::: EXERCISE MATERIALS :::
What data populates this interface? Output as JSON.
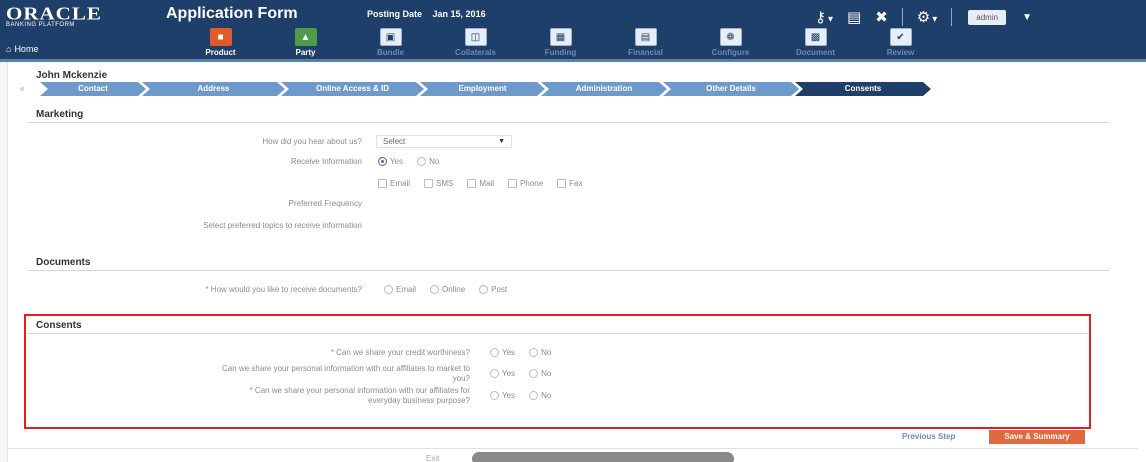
{
  "header": {
    "logo_main": "ORACLE",
    "logo_sub": "BANKING PLATFORM",
    "home_label": "Home",
    "title": "Application Form",
    "posting_date_label": "Posting Date",
    "posting_date_value": "Jan 15, 2016",
    "steps": [
      {
        "label": "Product",
        "icon": "briefcase-icon"
      },
      {
        "label": "Party",
        "icon": "person-icon"
      },
      {
        "label": "Bundle",
        "icon": "bundle-icon"
      },
      {
        "label": "Collaterals",
        "icon": "collateral-icon"
      },
      {
        "label": "Funding",
        "icon": "funding-icon"
      },
      {
        "label": "Financial",
        "icon": "financial-icon"
      },
      {
        "label": "Configure",
        "icon": "configure-icon"
      },
      {
        "label": "Document",
        "icon": "document-icon"
      },
      {
        "label": "Review",
        "icon": "review-icon"
      }
    ],
    "user": "admin"
  },
  "customer_name": "John Mckenzie",
  "breadcrumb": [
    "Contact",
    "Address",
    "Online Access & ID",
    "Employment",
    "Administration",
    "Other Details",
    "Consents"
  ],
  "marketing": {
    "title": "Marketing",
    "hear_label": "How did you hear about us?",
    "hear_value": "Select",
    "receive_label": "Receive Information",
    "receive_options": [
      "Yes",
      "No"
    ],
    "channels": [
      "Email",
      "SMS",
      "Mail",
      "Phone",
      "Fax"
    ],
    "frequency_label": "Preferred Frequency",
    "topics_label": "Select preferred topics to receive information"
  },
  "documents": {
    "title": "Documents",
    "question": "* How would you like to receive documents?",
    "options": [
      "Email",
      "Online",
      "Post"
    ]
  },
  "consents": {
    "title": "Consents",
    "q1": "* Can we share your credit worthiness?",
    "q2_line1": "Can we share your personal information with our affiliates to market to",
    "q2_line2": "you?",
    "q3_line1": "* Can we share your personal information with our affiliates for",
    "q3_line2": "everyday business purpose?",
    "yes": "Yes",
    "no": "No"
  },
  "footer": {
    "previous_step": "Previous Step",
    "save_summary": "Save & Summary",
    "text": "Exit"
  },
  "colors": {
    "header": "#1f3f6b",
    "accent": "#e06a3f",
    "highlight": "#e41e1e"
  }
}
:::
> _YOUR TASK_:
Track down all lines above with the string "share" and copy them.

> _ANSWER SECTION_:
    "q1": "* Can we share your credit worthiness?",
    "q2_line1": "Can we share your personal information with our affiliates to market to",
    "q3_line1": "* Can we share your personal information with our affiliates for",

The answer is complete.